→ **PROMPT**
Work through the material below and tally the lines holding "scene"; only the tally should be returned.
(Beginning of SUPPLIED INFORMATION)
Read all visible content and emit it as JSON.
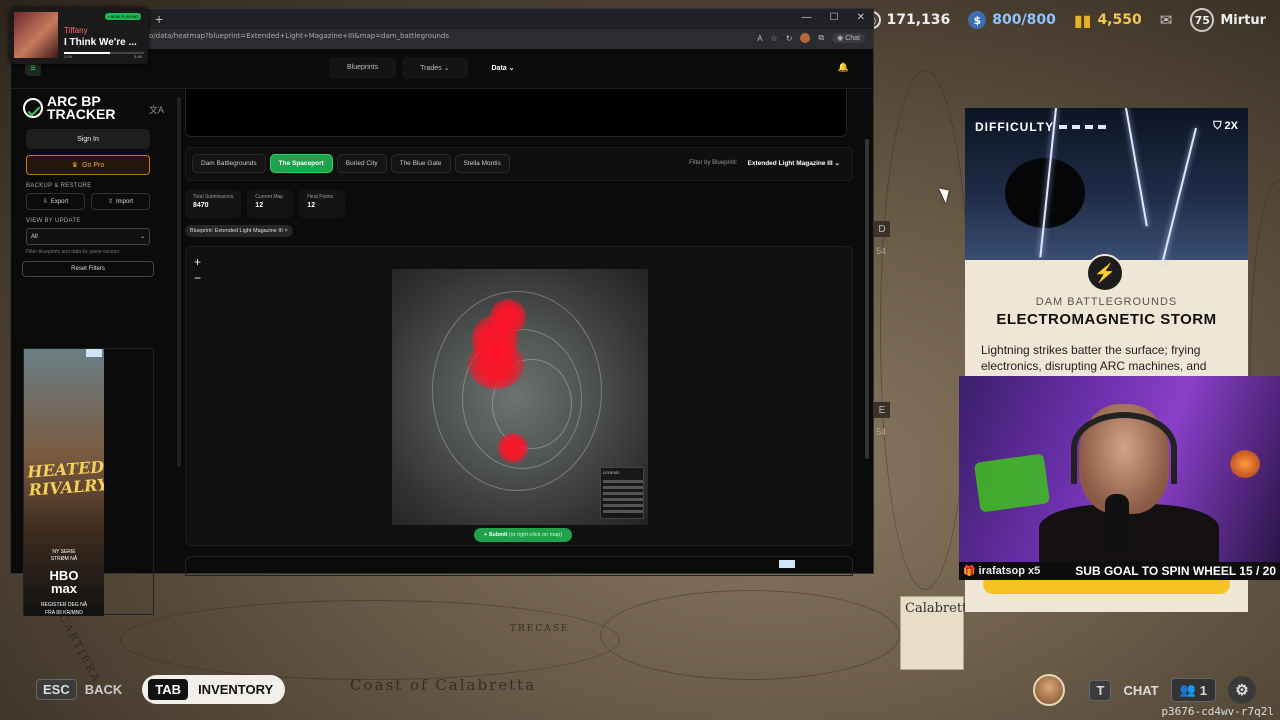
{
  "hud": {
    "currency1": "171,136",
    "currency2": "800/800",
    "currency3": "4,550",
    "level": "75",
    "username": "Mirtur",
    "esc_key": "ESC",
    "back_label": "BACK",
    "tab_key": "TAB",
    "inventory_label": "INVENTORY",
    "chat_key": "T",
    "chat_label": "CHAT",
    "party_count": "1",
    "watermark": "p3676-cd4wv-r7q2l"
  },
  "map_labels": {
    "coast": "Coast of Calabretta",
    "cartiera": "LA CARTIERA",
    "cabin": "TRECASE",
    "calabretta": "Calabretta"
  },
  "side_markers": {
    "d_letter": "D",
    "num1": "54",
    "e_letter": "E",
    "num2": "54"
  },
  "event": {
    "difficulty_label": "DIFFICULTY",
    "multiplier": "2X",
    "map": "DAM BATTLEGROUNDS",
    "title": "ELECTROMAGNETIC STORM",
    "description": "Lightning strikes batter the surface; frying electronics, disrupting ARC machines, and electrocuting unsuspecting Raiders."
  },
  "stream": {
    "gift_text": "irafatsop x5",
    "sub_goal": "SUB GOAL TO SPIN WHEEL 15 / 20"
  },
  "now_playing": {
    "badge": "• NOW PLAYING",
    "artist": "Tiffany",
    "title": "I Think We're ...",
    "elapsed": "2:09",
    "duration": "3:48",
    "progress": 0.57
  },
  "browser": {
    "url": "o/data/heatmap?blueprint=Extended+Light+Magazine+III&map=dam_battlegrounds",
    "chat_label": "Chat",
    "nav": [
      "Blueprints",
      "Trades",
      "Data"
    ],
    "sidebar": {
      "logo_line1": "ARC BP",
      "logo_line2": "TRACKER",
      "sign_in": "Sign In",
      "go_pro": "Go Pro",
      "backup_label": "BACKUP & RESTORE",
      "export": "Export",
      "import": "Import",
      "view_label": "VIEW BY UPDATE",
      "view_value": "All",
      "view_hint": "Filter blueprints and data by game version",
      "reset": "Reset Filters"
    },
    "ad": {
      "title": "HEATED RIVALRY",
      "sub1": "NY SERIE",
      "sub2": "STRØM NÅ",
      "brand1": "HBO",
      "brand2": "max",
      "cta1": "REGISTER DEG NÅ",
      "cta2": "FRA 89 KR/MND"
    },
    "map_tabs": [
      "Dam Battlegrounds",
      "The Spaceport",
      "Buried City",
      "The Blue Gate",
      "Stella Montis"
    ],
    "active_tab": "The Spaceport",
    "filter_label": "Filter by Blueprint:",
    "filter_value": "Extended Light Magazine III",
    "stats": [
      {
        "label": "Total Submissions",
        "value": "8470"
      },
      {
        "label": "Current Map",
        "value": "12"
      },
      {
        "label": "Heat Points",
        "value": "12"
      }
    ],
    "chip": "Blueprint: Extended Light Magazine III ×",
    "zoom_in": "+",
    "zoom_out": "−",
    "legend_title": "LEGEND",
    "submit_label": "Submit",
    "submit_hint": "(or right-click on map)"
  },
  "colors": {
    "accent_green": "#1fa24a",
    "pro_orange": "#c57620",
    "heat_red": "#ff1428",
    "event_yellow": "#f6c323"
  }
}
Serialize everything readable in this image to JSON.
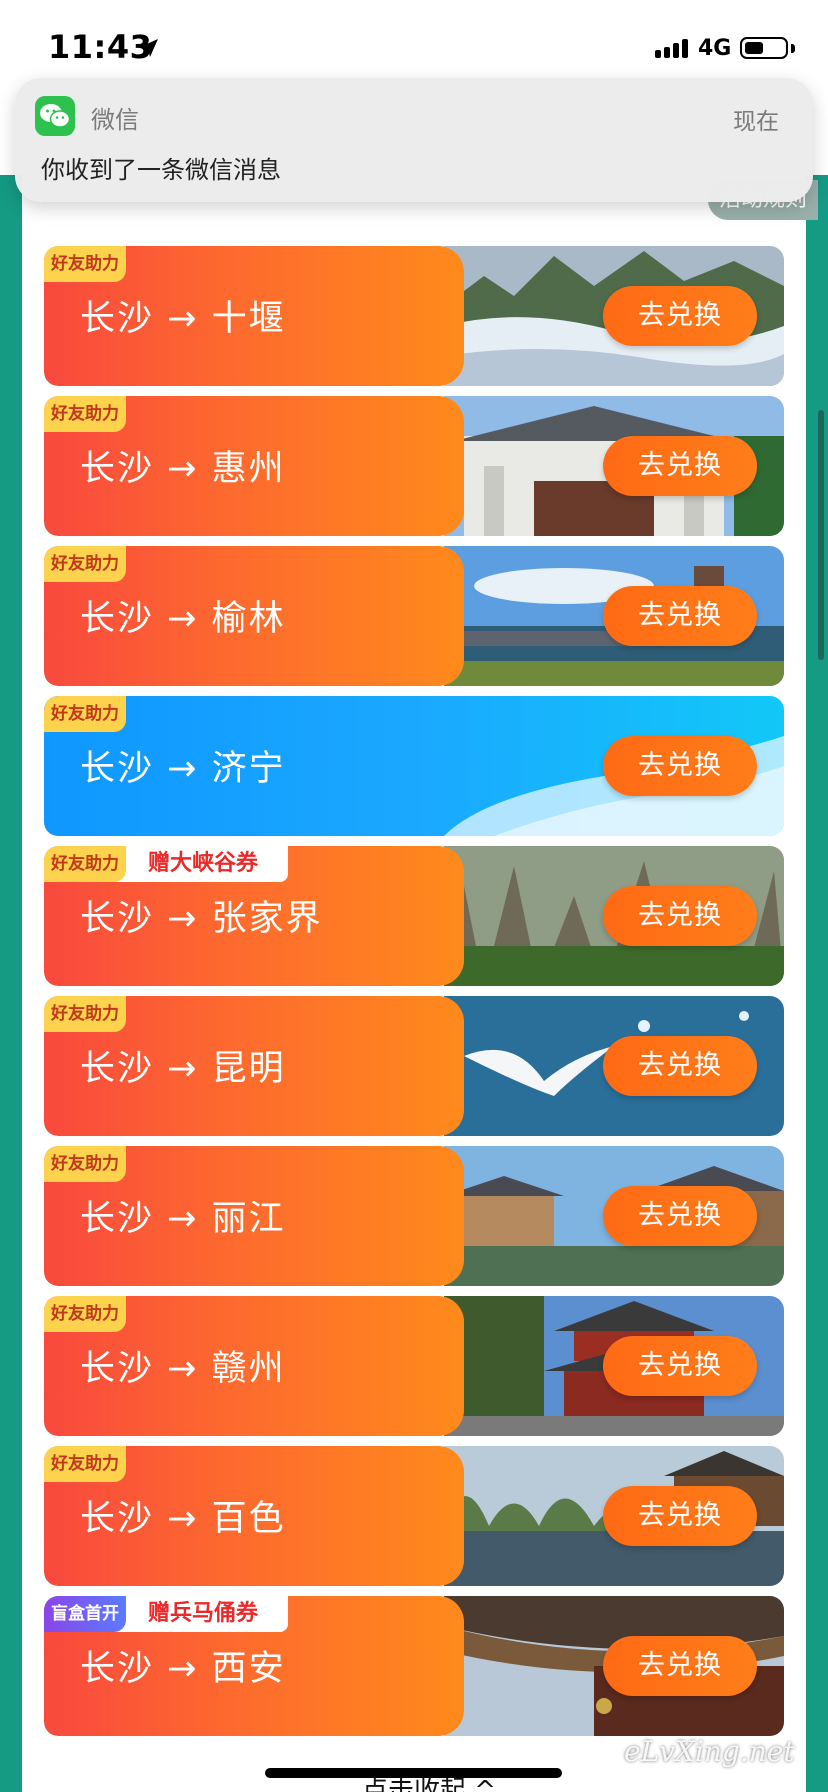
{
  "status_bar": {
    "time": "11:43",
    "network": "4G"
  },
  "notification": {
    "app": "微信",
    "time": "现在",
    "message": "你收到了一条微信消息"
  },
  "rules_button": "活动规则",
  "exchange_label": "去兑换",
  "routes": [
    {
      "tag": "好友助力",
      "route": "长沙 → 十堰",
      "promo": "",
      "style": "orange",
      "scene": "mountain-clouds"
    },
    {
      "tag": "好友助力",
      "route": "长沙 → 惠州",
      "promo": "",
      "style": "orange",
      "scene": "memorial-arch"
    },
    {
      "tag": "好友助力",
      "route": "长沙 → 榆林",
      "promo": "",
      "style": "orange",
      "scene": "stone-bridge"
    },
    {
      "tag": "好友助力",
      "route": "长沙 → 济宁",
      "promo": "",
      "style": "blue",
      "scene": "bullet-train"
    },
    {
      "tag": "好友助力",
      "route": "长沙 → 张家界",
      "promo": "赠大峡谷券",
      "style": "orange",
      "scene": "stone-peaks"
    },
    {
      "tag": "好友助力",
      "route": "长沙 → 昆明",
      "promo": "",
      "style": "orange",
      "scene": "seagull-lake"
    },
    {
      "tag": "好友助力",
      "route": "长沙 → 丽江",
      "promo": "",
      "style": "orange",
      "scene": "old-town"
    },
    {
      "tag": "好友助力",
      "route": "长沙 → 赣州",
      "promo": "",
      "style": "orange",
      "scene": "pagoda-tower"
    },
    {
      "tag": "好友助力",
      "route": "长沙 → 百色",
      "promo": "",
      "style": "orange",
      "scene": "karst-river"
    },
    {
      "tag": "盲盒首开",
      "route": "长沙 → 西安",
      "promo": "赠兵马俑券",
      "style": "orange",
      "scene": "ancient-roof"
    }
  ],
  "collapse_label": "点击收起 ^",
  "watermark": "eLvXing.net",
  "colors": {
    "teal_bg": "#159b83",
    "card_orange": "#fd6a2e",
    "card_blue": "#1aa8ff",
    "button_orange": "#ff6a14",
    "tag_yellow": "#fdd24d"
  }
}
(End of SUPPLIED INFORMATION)
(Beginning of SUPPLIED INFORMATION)
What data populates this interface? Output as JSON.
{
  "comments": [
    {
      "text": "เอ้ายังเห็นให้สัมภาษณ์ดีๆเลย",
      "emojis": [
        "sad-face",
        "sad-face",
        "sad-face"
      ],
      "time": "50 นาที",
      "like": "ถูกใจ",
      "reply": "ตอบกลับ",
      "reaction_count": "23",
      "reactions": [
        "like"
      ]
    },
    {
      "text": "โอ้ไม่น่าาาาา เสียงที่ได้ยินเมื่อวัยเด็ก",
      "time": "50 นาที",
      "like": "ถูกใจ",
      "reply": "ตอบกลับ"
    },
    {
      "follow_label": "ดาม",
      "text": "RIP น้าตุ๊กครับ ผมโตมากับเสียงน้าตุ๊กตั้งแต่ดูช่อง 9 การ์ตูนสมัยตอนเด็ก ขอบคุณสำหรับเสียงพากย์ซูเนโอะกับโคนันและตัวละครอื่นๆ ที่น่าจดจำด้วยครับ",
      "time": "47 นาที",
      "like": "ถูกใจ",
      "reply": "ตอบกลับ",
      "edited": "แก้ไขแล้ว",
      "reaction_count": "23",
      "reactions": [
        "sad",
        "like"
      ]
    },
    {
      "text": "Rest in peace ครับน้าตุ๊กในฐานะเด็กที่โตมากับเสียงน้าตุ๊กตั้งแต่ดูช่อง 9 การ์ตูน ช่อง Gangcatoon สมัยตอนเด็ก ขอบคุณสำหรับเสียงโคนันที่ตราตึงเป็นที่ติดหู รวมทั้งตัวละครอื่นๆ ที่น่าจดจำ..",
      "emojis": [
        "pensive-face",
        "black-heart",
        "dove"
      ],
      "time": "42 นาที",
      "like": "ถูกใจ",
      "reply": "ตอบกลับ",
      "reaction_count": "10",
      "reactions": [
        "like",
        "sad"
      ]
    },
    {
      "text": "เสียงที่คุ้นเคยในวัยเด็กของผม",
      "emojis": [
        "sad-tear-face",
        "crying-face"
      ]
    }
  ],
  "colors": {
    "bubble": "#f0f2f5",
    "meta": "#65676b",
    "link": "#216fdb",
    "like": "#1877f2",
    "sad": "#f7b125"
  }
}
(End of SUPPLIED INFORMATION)
→ **TASK RESULT**
10